Rajon Rondo doesn't usually give you much material to work with as a writer. His answers are brief, often sarcastic, and not all that useful when you're trying to write an in-depth, full length feature. That wasn't the case on Sunday night, as Rondo provided the line of the evening.
Rondo was asked by ESPN's sideline reporter Doris Burke at halftime what holes the Boston Celtics were exploiting in the Miami Heat's defense, to which he replied: "Them complaining and crying to the referees in transition." Not only is Rondo a great player, he's also right on the money.
You don't have to be a basketball guru to notice that the officiating in this series has been, well, a little spotty. OK, a lot spotty. It has been downright terrible at some points, and the poor officiating was on full display in Games 1 and 2 of the series, both of which ended in victories for Miami.
The tables were turned in Games 3 and 4, both of which were in Boston. The officials called a fairly even game in Friday night's 101-91 win for the Celtics, and despite multiple negative chants directed at the officials from the TD Garden crowd, they called another even game in Sunday's 93-91 overtime win in Game 4, evening the series. Miami was tagged for 28 fouls, Boston for 30.
Of course, that wasn't how Heat star LeBron James saw it. James was a favorite target of the officials Sunday, drawing six whistles. In layman's terms, he fouled out. I'll let that sink in for a second. LeBron, the king of the basketball, fouled out for the first time with the Miami Heat.
The foul in question came as James was running up the court on an offensive possession. James attempted to post up on Celtics swingman Mickael Pietrus, but he fell over Pietrus and both hit the deck. Before you knew it, the whistle was blown, the referee signaled "foul, six" to the scorers table, and 18,000-plus inside TD Garden let out a triumphant roar. Yet, LeBron saw it differently.
"I don't think I fouled him," James said at his locker after the game. "I don't think it was a foul."
(Personally, I do not think James' sixth and final foul was a good call, but that's beside the point.)
King James didn't stop there, though.

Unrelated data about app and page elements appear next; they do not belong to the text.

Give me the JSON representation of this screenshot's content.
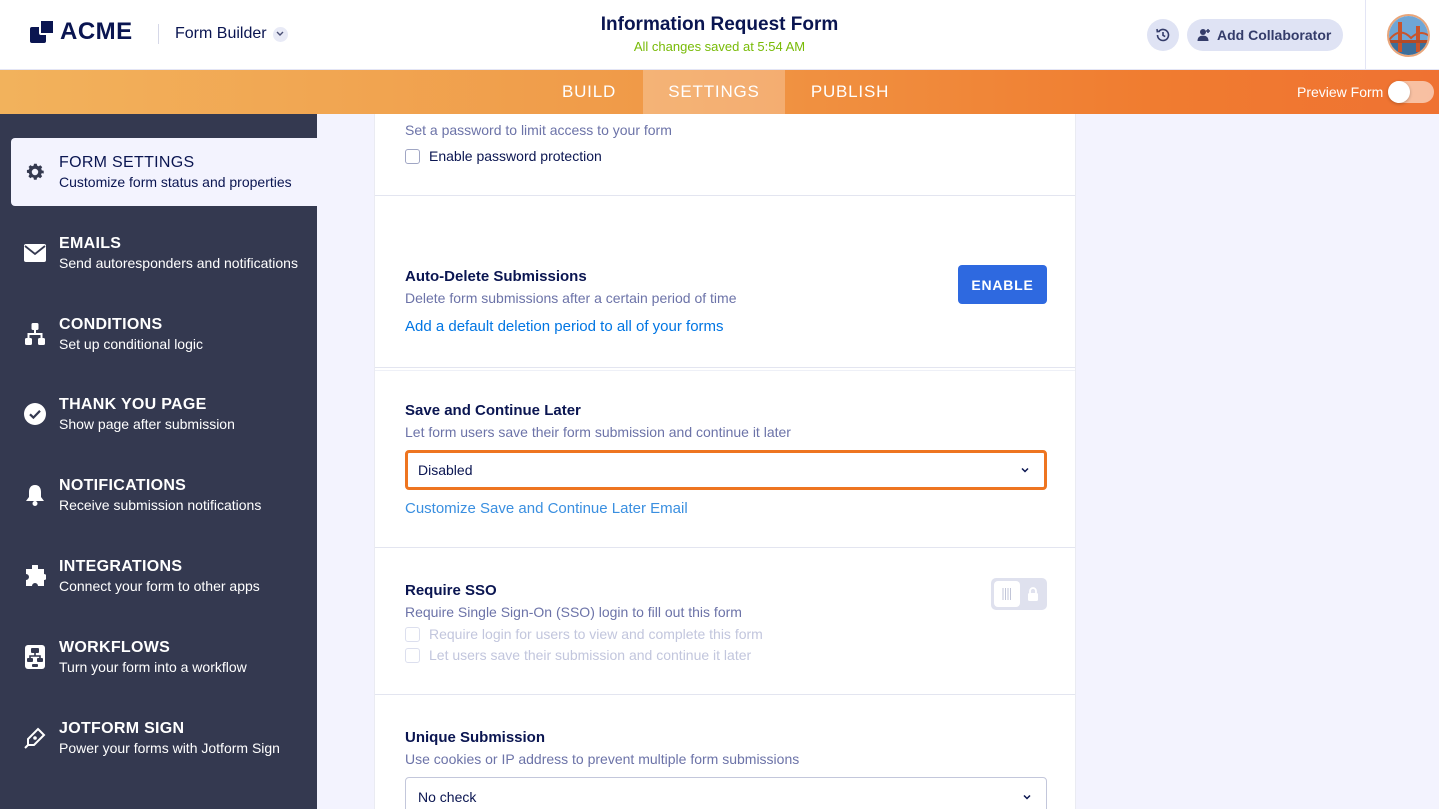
{
  "header": {
    "brand": "ACME",
    "builder_label": "Form Builder",
    "form_title": "Information Request Form",
    "save_status": "All changes saved at 5:54 AM",
    "add_collaborator": "Add Collaborator"
  },
  "nav": {
    "tabs": [
      {
        "label": "BUILD",
        "active": false
      },
      {
        "label": "SETTINGS",
        "active": true
      },
      {
        "label": "PUBLISH",
        "active": false
      }
    ],
    "preview_label": "Preview Form",
    "preview_enabled": false
  },
  "sidebar": {
    "items": [
      {
        "title": "FORM SETTINGS",
        "subtitle": "Customize form status and properties",
        "icon": "gear-icon",
        "active": true
      },
      {
        "title": "EMAILS",
        "subtitle": "Send autoresponders and notifications",
        "icon": "envelope-icon",
        "active": false
      },
      {
        "title": "CONDITIONS",
        "subtitle": "Set up conditional logic",
        "icon": "hierarchy-icon",
        "active": false
      },
      {
        "title": "THANK YOU PAGE",
        "subtitle": "Show page after submission",
        "icon": "check-circle-icon",
        "active": false
      },
      {
        "title": "NOTIFICATIONS",
        "subtitle": "Receive submission notifications",
        "icon": "bell-icon",
        "active": false
      },
      {
        "title": "INTEGRATIONS",
        "subtitle": "Connect your form to other apps",
        "icon": "puzzle-icon",
        "active": false
      },
      {
        "title": "WORKFLOWS",
        "subtitle": "Turn your form into a workflow",
        "icon": "workflow-icon",
        "active": false
      },
      {
        "title": "JOTFORM SIGN",
        "subtitle": "Power your forms with Jotform Sign",
        "icon": "pen-icon",
        "active": false
      }
    ]
  },
  "settings": {
    "password": {
      "description": "Set a password to limit access to your form",
      "checkbox_label": "Enable password protection",
      "checked": false
    },
    "auto_delete": {
      "title": "Auto-Delete Submissions",
      "description": "Delete form submissions after a certain period of time",
      "button": "ENABLE",
      "link": "Add a default deletion period to all of your forms"
    },
    "save_continue": {
      "title": "Save and Continue Later",
      "description": "Let form users save their form submission and continue it later",
      "selected": "Disabled",
      "link": "Customize Save and Continue Later Email"
    },
    "sso": {
      "title": "Require SSO",
      "description": "Require Single Sign-On (SSO) login to fill out this form",
      "enabled": false,
      "option1": "Require login for users to view and complete this form",
      "option2": "Let users save their submission and continue it later"
    },
    "unique": {
      "title": "Unique Submission",
      "description": "Use cookies or IP address to prevent multiple form submissions",
      "selected": "No check"
    }
  },
  "colors": {
    "accent_orange": "#ee7520",
    "primary_blue": "#2e69e0",
    "sidebar_bg": "#343950",
    "saved_green": "#78bb07"
  }
}
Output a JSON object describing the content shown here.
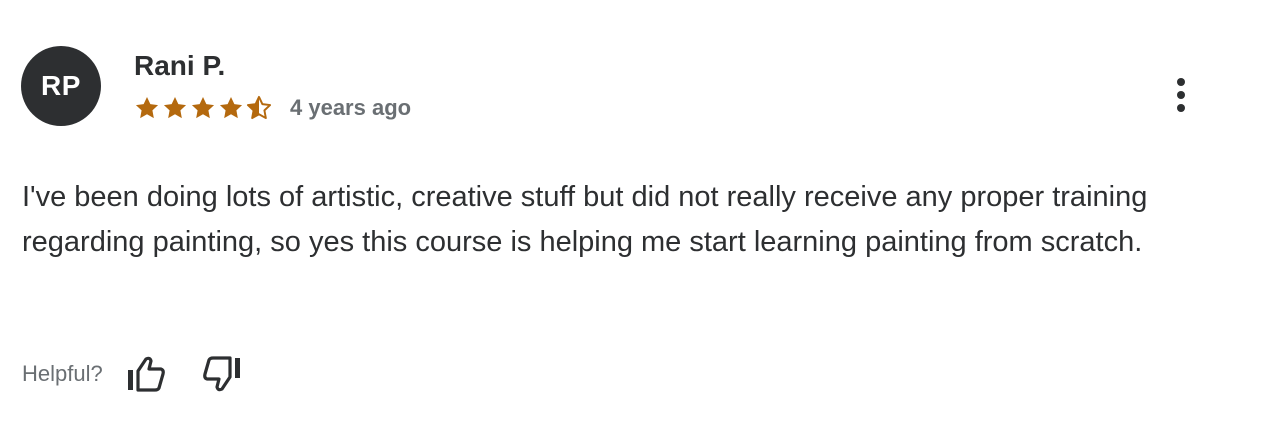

Instead of accepting and moving on, James decided it would be best to tell the world how things should be. First and foremost, fouling out isn't his style.
"I don't foul out," said James, who still led the game with 29 points. "If I'm going to foul out, that sixth foul, I wish I would have earned it and it had actually been a foul on me. Whatever."
Whatever, LeBron. Whatever.
Think he's done? Not yet. James had more choice words about the foul calls down the strech.
"It's very tough," said LeBron. "I thought a few of my fouls were, I don't know. I don't know. I got a foul coming off a pen-down where I got cut off. They called an offensive foul on (Mickael) Pietrus. I got a double foul in the paint and then I got another foul posting up in transition. Yep (it's tough to deal with that). It's very difficult because I know how to play the game of basketball and I don't need an advantage of holding somebody or pushing somebody down, but whatever, we lost."
Boo hoo, LeBron. Boo hoo.
Once again, LeBron showed his true colors with his postgame remarks. Instead of making the veteran play here (you know, not blaming the officiating or just saying "no comment"), James spouted off. You see, real leaders don't do that. Do you think Kevin Garnett, Paul Pierce, Ray Allen or Doc Rivers would do that? Maybe at one point in their careers, but certainly not now.
They know better, and so should LeBron.
Complaining isn't a good color on anyone, let alone multi-millionaire athletes -- ones that usually get all of the calls, anyway. When the calls were heaped against the Celtics, they didn't blame the officiating. Sure, guys like Rondo made some remarks, but nothing out of line. Not like LeBron.
So complain all you want, King James. After all, you already have everything you want, anyway.
A big contract, big-time sponsors, MVP awards, championships ... oh, right. Scratch that. Keep this 'leadership' up, you'll have not one, not two, not three, not four, not five, not six, not seven.
You'll have none.